Faced with Medicaid costs beyond its budget, Tennessee proposed to reduce from 20 to 14 the number of annual inpatient hospital days that state Medicaid would pay hospitals on behalf of a Medicaid recipient. Before the reduction took effect, respondent Medicaid recipients brought a class action in Federal District Court for declaratory and injunctive relief. Respondents alleged that the proposed 14-day limitation would have a disproportionate effect on the handicapped, and hence was discriminatory in violation of § 504 of the Rehabilitation Act of 1973 -- which provides that no otherwise qualified handicapped person shall, solely by reason of his handicap, be subjected to discrimination under any program receiving federal financial assistance -- and its implementing regulations, and moreover that any annual limitation on inpatient coverage would disadvantage the handicapped disproportionately in violation of § 504. The District Court dismissed the complaint on the ground that the 14-day limitation was not the type of discrimination that § 504 was intended to proscribe. The Court of Appeals held that respondent had established a prima facie case of a § 504 violation, because both the 14-day and any annual limitation on inpatient coverage would disproportionately affect the handicapped.
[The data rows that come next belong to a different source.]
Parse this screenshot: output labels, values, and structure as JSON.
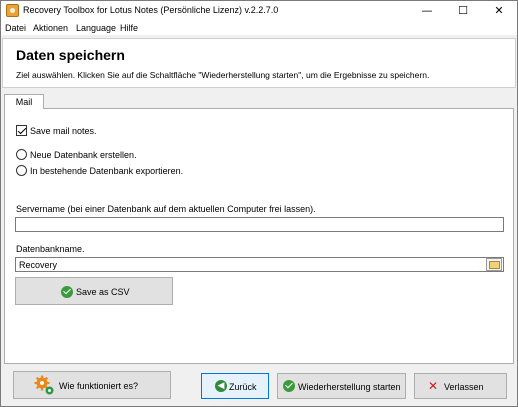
{
  "window": {
    "title": "Recovery Toolbox for Lotus Notes (Persönliche Lizenz) v.2.2.7.0",
    "controls": {
      "minimize": "—",
      "maximize": "☐",
      "close": "✕"
    }
  },
  "menu": [
    {
      "label": "Datei"
    },
    {
      "label": "Aktionen"
    },
    {
      "label": "Language"
    },
    {
      "label": "Hilfe"
    }
  ],
  "header": {
    "title": "Daten speichern",
    "subtitle": "Ziel auswählen. Klicken Sie auf die Schaltfläche \"Wiederherstellung starten\", um die Ergebnisse zu speichern."
  },
  "tab": {
    "label": "Mail"
  },
  "options": {
    "save_mail_notes": {
      "label": "Save mail notes.",
      "checked": true
    },
    "radio_new_db": {
      "label": "Neue Datenbank erstellen.",
      "selected": false
    },
    "radio_existing_db": {
      "label": "In bestehende Datenbank exportieren.",
      "selected": false
    }
  },
  "servername": {
    "label": "Servername (bei einer Datenbank auf dem aktuellen Computer frei lassen).",
    "value": ""
  },
  "dbname": {
    "label": "Datenbankname.",
    "value": "Recovery"
  },
  "buttons": {
    "save_csv": "Save as CSV",
    "how_it_works": "Wie funktioniert es?",
    "back": "Zurück",
    "start_recovery": "Wiederherstellung starten",
    "exit": "Verlassen"
  },
  "icons": {
    "app": "app-icon",
    "check": "check-icon",
    "back": "back-arrow-icon",
    "exit": "x-icon",
    "gear": "gears-icon",
    "browse": "folder-icon"
  },
  "colors": {
    "accent_green": "#3b9b3b",
    "exit_red": "#d21b1b",
    "gear_orange": "#e8891c",
    "gear_green": "#2e9a45"
  }
}
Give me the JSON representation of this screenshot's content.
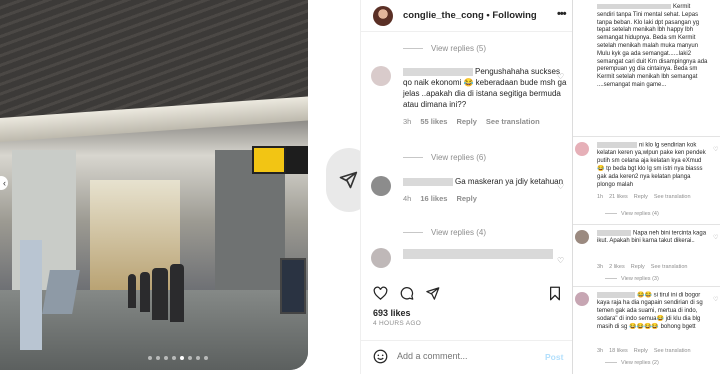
{
  "post": {
    "username": "conglie_the_cong",
    "separator": "•",
    "follow_label": "Following",
    "more_icon": "more-horizontal-icon",
    "likes": "693 likes",
    "time": "4 HOURS AGO",
    "comment_placeholder": "Add a comment...",
    "post_label": "Post"
  },
  "post_comments": [
    {
      "replies_label": "View replies (5)"
    },
    {
      "text": "Pengushahaha suckses qo naik ekonomi 😂 keberadaan bude msh ga jelas ..apakah dia di istana segitiga bermuda atau dimana ini??",
      "time": "3h",
      "likes": "55 likes",
      "reply": "Reply",
      "see_translation": "See translation",
      "replies_label": "View replies (6)"
    },
    {
      "text": "Ga maskeran ya jdiy ketahuan",
      "time": "4h",
      "likes": "16 likes",
      "reply": "Reply",
      "replies_label": "View replies (4)"
    }
  ],
  "right_comments": [
    {
      "text": "Kermit sendiri tanpa Tini mental sehat. Lepas tanpa beban. Klo laki dpt pasangan yg tepat setelah menikah lbh happy lbh semangat hidupnya. Beda sm Kermit setelah menikah malah muka manyun Mulu kyk ga ada semangat......laki2 semangat cari duit Krn disampingnya ada perempuan yg dia cintainya. Beda sm Kermit setelah menikah lbh semangat ....semangat main game..."
    },
    {
      "text": "ni klo lg sendirian kok kelatan keren ya,wlpun pake ken pendek putih sm celana aja kelatan kya eXmud 😂 tp beda bgt klo lg sm istri nya biasss gak ada keren2 nya kelatan planga plongo malah",
      "time": "1h",
      "likes": "21 likes",
      "reply": "Reply",
      "see_translation": "See translation",
      "replies_label": "View replies (4)"
    },
    {
      "text": "Napa neh bini tercinta kaga ikut. Apakah bini karna takut dikerai..",
      "time": "3h",
      "likes": "2 likes",
      "reply": "Reply",
      "see_translation": "See translation",
      "replies_label": "View replies (3)"
    },
    {
      "text": "😂😂 si tirul ini di bogor kaya raja ha dia ngapain sendirian di sg temen gak ada suami, mertua di indo, sodara\" di indo semua😂 jdi klu dia blg masih di sg 😂😂😂😂 bohong bgett",
      "time": "3h",
      "likes": "18 likes",
      "reply": "Reply",
      "see_translation": "See translation",
      "replies_label": "View replies (2)"
    }
  ]
}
Held: Assuming that § 504 or its implementing regulations reach some claims of disparate impact discrimination, the effect of Tennessee's reduction in annual inpatient hospital coverage is not among them. Pp. 469 U. S. 292-309.
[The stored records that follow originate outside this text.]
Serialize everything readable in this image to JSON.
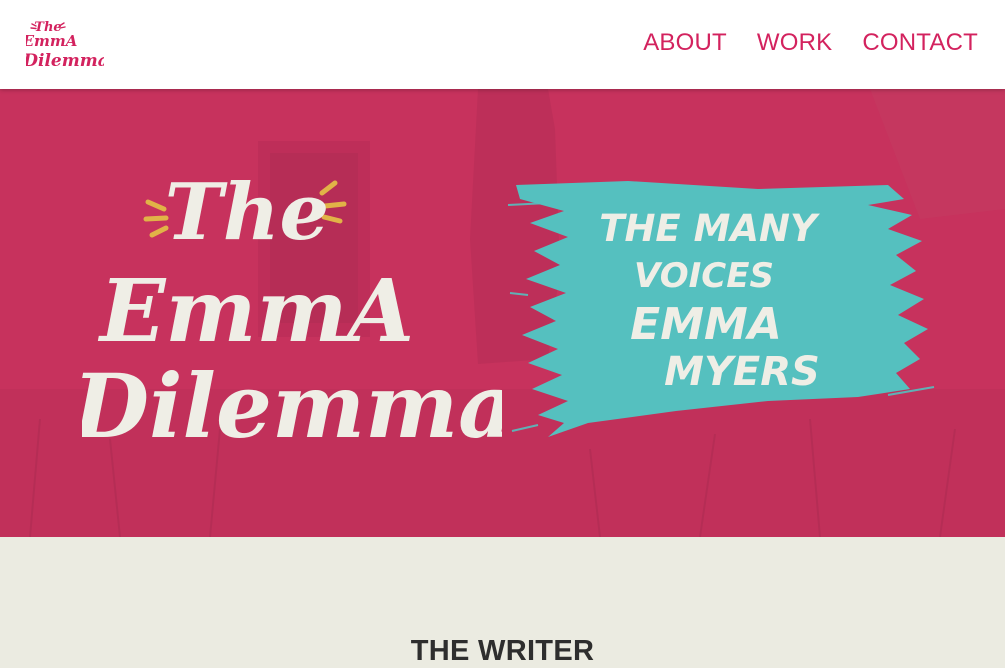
{
  "brand": {
    "logo_line1": "The",
    "logo_line2": "EmmA",
    "logo_line3": "Dilemma",
    "logo_color": "#d3225e"
  },
  "nav": {
    "items": [
      {
        "label": "ABOUT"
      },
      {
        "label": "WORK"
      },
      {
        "label": "CONTACT"
      }
    ],
    "color": "#d3225e"
  },
  "hero": {
    "title_line1": "The",
    "title_line2": "EmmA",
    "title_line3": "Dilemma",
    "tagline_line1": "THE MANY",
    "tagline_line2": "VOICES",
    "tagline_line3": "EMMA",
    "tagline_line4": "MYERS",
    "background_color": "#c7325d",
    "title_color": "#efeee6",
    "accent_color": "#e1b347",
    "brush_color": "#55c0bf"
  },
  "section": {
    "heading": "THE WRITER",
    "background_color": "#ebebe1"
  }
}
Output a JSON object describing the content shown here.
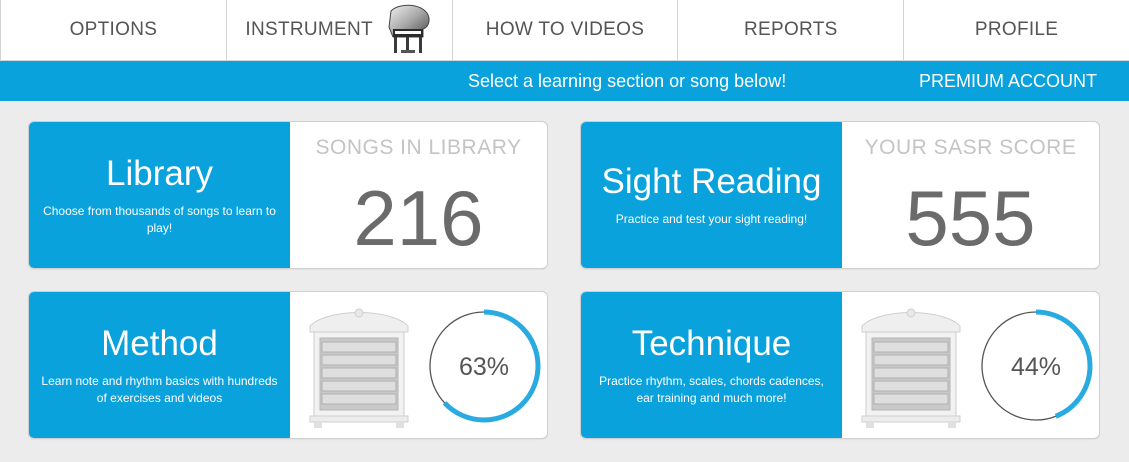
{
  "nav": {
    "items": [
      {
        "label": "OPTIONS"
      },
      {
        "label": "INSTRUMENT"
      },
      {
        "label": "HOW TO VIDEOS"
      },
      {
        "label": "REPORTS"
      },
      {
        "label": "PROFILE"
      }
    ],
    "instrument_icon": "grand-piano-icon"
  },
  "banner": {
    "message": "Select a learning section or song below!",
    "account": "PREMIUM ACCOUNT"
  },
  "cards": {
    "library": {
      "title": "Library",
      "description": "Choose from thousands of songs to learn to play!",
      "stat_label": "SONGS IN LIBRARY",
      "stat_value": "216"
    },
    "sight_reading": {
      "title": "Sight Reading",
      "description": "Practice and test your sight reading!",
      "stat_label": "YOUR SASR SCORE",
      "stat_value": "555"
    },
    "method": {
      "title": "Method",
      "description": "Learn note and rhythm basics with hundreds of exercises and videos",
      "progress_label": "63%",
      "progress": 0.63,
      "icon": "cabinet-icon"
    },
    "technique": {
      "title": "Technique",
      "description": "Practice rhythm, scales, chords cadences, ear training and much more!",
      "progress_label": "44%",
      "progress": 0.44,
      "icon": "cabinet-icon"
    }
  },
  "colors": {
    "accent": "#0aa2dc",
    "progress_track": "#555555",
    "progress_fill": "#29abe2"
  }
}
(a) The 14-day limitation is neutral on its face, is not alleged to rest on a discriminatory motive, and does not deny the handicapped meaningful access to or exclude them from the particular package of Medicaid services Tennessee has chosen to provide. The State has made the same benefit equally accessible to both handicapped and nonhandicapped persons, and is not required to assure the handicapped "adequate health care" by providing them with more coverage than the nonhandicapped. Nothing in the Rehabilitation Act's legislative history supports the conclusion that the Act requires the States to view certain illnesses, i.e., those particularly affecting the handicapped, as more important than others and more worthy of cure through government subsidization. Section 504 does not require the State to alter its definition of the benefit
it will be providing as 14 days of inpatient coverage simply to meet the reality that the handicapped have greater medical needs. While § 504 seeks to assure even-handed treatment and the opportunity for handicapped individuals to participate in and benefit from programs receiving federal financial assistance, the Act does not guarantee the handicapped equal results from the provision of state Medicaid. Pp. 469 U. S. 302-306.
(b) In addition, the State is not obligated to modify its Medicaid program by abandoning reliance on annual durational limitations on inpatient coverage. Section 504 does not require the State to redefine its Medicaid program, and nothing in its legislative history suggests that Congress desired to make major inroads on the States' longstanding discretion to choose the proper mix of amount, scope, and durational limitations on services covered by Medicaid. Moreover, § 504 does not require that federal grantees make a broad-based distributive decision always in the way most favorable, or least disadvantageous, to the handicapped. To do so would impose a virtually unworkable requirement on state Medicaid administrators. Pp. 469 U. S. 306-309.
715 F.2d 1036, reversed.
MARSHALL, J., delivered the opinion for a unanimous Court.